Twenty-one years ago this spring, Baltimore Orioles manager Johnny Oates brought a 17-year-old kid onto the field in Ft. Lauderdale, Fla., and motioned for Cal Ripken Jr. to come over.
"Cal, this is Alex Rodriguez," Oates said.
Rodriguez and Ripken shook hands and began to chat. For A-Rod, this was a huge deal. In Ripken, he saw the player -- and perhaps the man -- he wanted to be.
Few big men had played the position of shortstop before the 6-foot-4, 210-pound Ripken came along, and so young Rodriguez, all 6-foot-3 of him, had his role model.
But it was more than that. Ripken did everything right. He was meticulous in his preparation, productive at the plate and acrobatic in the field.
He also engaged the fans in a way star athletes sometimes won't. He understood and embraced that he was a role model, that kids were paying attention to every single thing he did.
Baseball never had a better ambassador than Ripken during his 21 seasons. Brooks Robinson had been his role model.
Over the years, Rodriguez peppered Ripken with questions, and he got answers that were grounded in what was known in Baltimore as The Oriole Way.
It's actually pretty simple stuff. Some of it deals with the technical part of cutoffs, rundowns, etc., but mostly it's about respecting the game and the opponent and being a good teammate and a consummate professional.
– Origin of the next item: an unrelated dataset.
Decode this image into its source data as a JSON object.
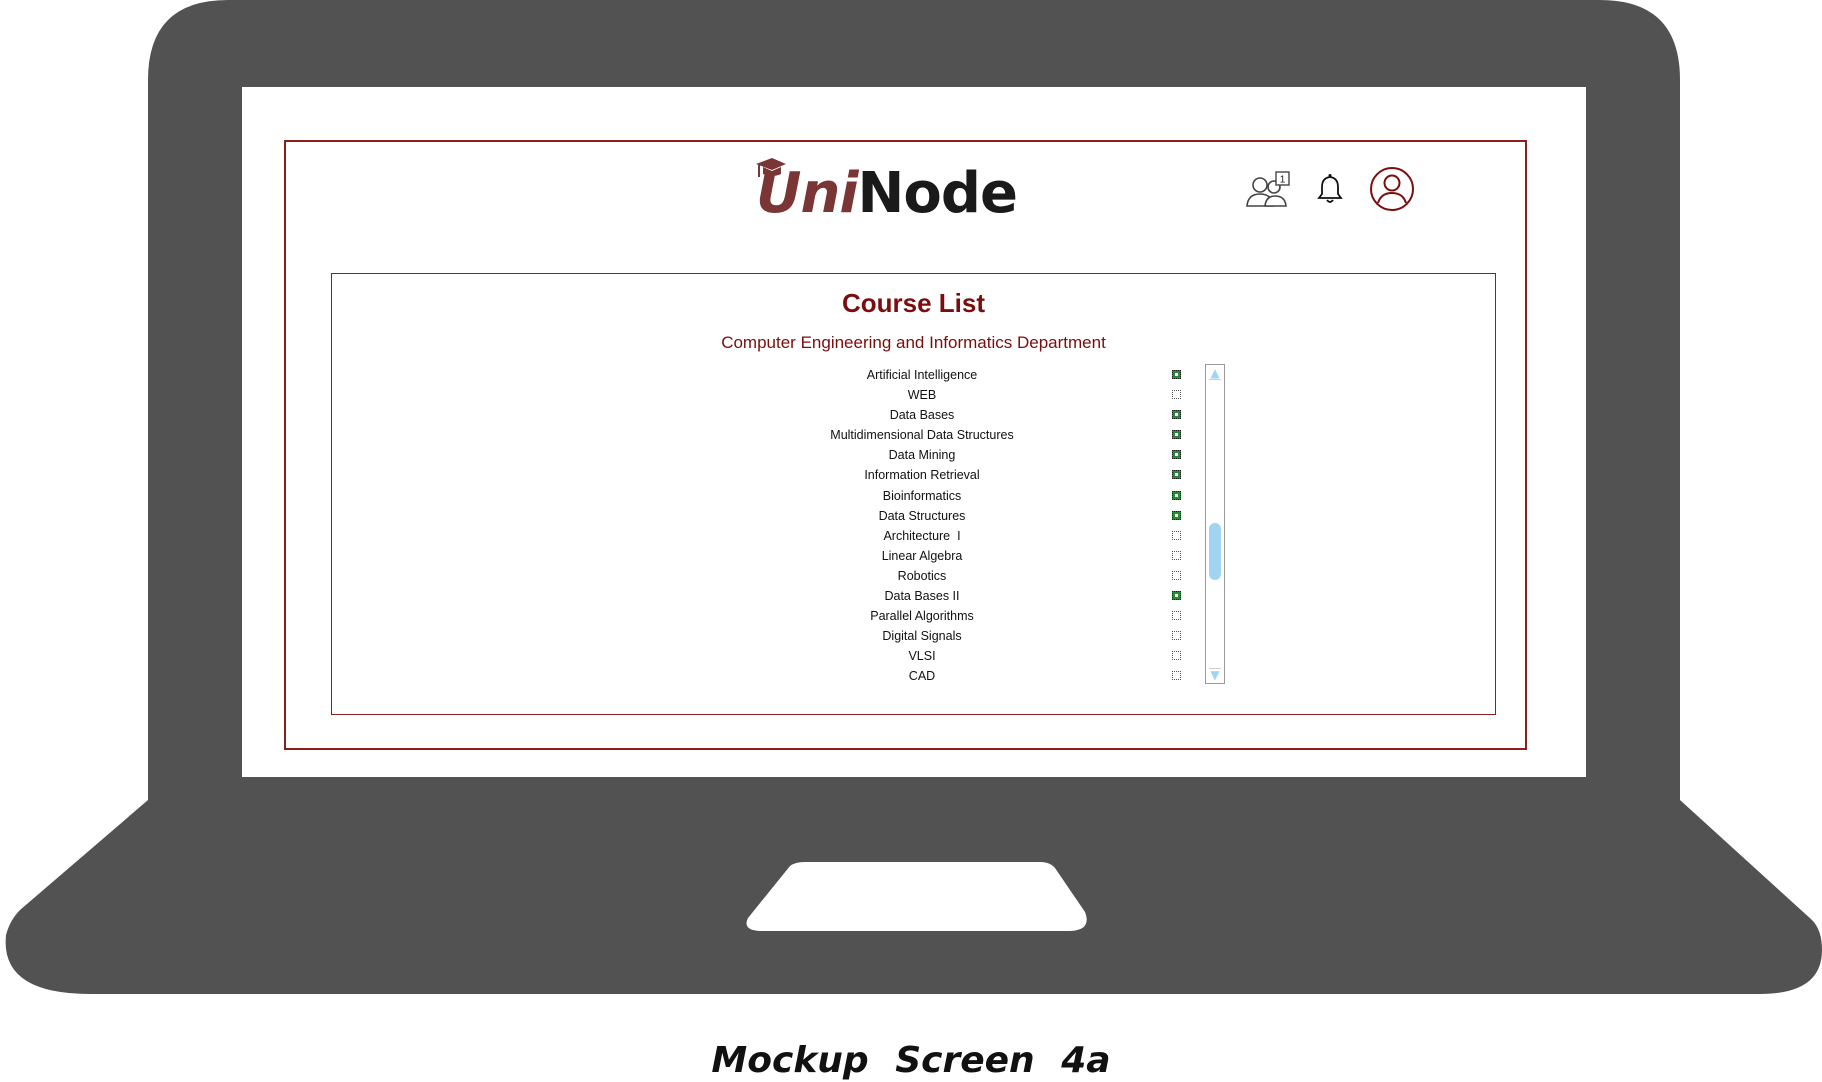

Three months after Rodriguez and Ripken met, the Mariners made A-Rod the No. 1 pick in the 1993 First-Year Player Draft. Thirteen months after that, he was in the big leagues, an 18-year-old with a dazzling skill set.
Plenty of scouts said he was the most complete young player they'd ever seen. If there was such a thing as a can't-miss prospect, he was it.
So what happened? Somewhere along the way, A-Rod lost sight of what Cal Ripken stood for and how he did things.
Maybe he never trusted his God-given talent even as others were dazzled by them. Maybe he ultimately was overcome by his insecurities.
Or perhaps he couldn't resist the temptation of performance-enhancing drugs. We may never know whether he was driven there by ego or injury or maybe even fear.
Regardless, this is, most of all, a sad story, one of a reputation shredded. As for all those career accomplishments -- 654 home runs, three Most Valuable Player Awards and 14 All-Star selections -- they mean almost nothing.
Everything Rodriguez did, even if he did it honestly, even if he didn't need chemical enhancement, will be looked at skeptically.
He'll be 39 years old on Opening Day 2015, when his 162-game suspension will allow him back on the field. Given his declining production in recent years, there's no way of knowing if he'll be capable of playing big league baseball.
Still, his choices would be to go away quietly, to accept that his career has ended in disgrace. Or he can try one more time to play, to come back as he's approaching his 40th birthday and try to write a different ending.
Because of his age, there's probably nothing he can do to change the way people think about him. They surely will always wonder what he did, and perhaps more important, why he did it. He had the kind of talent almost every player would die to have.
Some people will tell you that Rodriguez never fit into the culture of a clubhouse in which players see more of their teammates than their families for about nine months a year. This is an accurate assessment on a lot of levels.
But he tried.
The Yankees pleaded with him to stop giving so many interviews and to confine his remarks to baseball topics, to follow the lead of Mariano Rivera, Andy Pettitte and Derek Jeter, who may never have uttered a memorable quote the last 20 seasons.
Rodriguez tried. There's no question about that. Two springs ago, when he was asked about Ryan Braun's positive drug test, he declined to answer.
"I'm going to stay within my circle of competence," he said, "and that's a very small circle."
Maybe this part of the story doesn't matter. In the end, his sins kept catching up with him. Rodriguez simply decided that the rules that applied to others didn't apply to him. Or he thought he was smart enough to beat the system.
His is now a cautionary tale. To have all that talent and to still look for shortcuts is as amazing as it is sad. We may never know why he did it, why he couldn't resist. All that's clear now is that his options are limited.
Rodriguez can come back and try to play a few more games and show he can do things right. But he can never get back all that he has lost. His good name is gone forever. Here's hoping others are paying attention.
Richard Justice is a columnist for MLB.com. Read his blog, Justice4U.